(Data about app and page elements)
##########

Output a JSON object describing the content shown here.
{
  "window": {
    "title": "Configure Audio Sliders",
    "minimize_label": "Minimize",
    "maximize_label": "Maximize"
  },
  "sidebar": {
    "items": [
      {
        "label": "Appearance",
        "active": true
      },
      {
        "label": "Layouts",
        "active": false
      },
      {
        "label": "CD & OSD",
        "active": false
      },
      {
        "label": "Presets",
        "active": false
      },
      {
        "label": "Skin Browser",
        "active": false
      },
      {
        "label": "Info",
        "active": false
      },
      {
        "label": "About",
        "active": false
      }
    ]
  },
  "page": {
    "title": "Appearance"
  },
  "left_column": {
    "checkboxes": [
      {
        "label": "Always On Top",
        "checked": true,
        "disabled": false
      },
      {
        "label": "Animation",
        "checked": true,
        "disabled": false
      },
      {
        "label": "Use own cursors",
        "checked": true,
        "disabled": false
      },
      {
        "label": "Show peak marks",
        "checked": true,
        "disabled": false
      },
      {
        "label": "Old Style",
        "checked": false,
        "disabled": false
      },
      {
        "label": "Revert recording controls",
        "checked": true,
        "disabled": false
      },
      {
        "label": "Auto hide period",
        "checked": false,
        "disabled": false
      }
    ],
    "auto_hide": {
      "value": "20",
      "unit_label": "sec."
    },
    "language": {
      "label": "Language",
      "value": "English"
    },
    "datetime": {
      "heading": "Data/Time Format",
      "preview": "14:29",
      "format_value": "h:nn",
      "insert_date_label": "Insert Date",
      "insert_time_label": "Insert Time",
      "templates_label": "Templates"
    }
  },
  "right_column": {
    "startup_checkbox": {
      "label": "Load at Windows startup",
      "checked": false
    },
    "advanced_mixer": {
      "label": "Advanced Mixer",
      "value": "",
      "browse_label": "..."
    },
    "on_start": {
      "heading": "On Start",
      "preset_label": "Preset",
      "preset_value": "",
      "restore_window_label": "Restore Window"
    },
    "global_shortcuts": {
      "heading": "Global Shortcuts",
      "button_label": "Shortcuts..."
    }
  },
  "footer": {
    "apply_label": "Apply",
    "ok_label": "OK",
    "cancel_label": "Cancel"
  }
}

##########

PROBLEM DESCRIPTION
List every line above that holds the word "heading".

EXERCISE OUTPUT
      "heading": "Data/Time Format",
      "heading": "On Start",
      "heading": "Global Shortcuts",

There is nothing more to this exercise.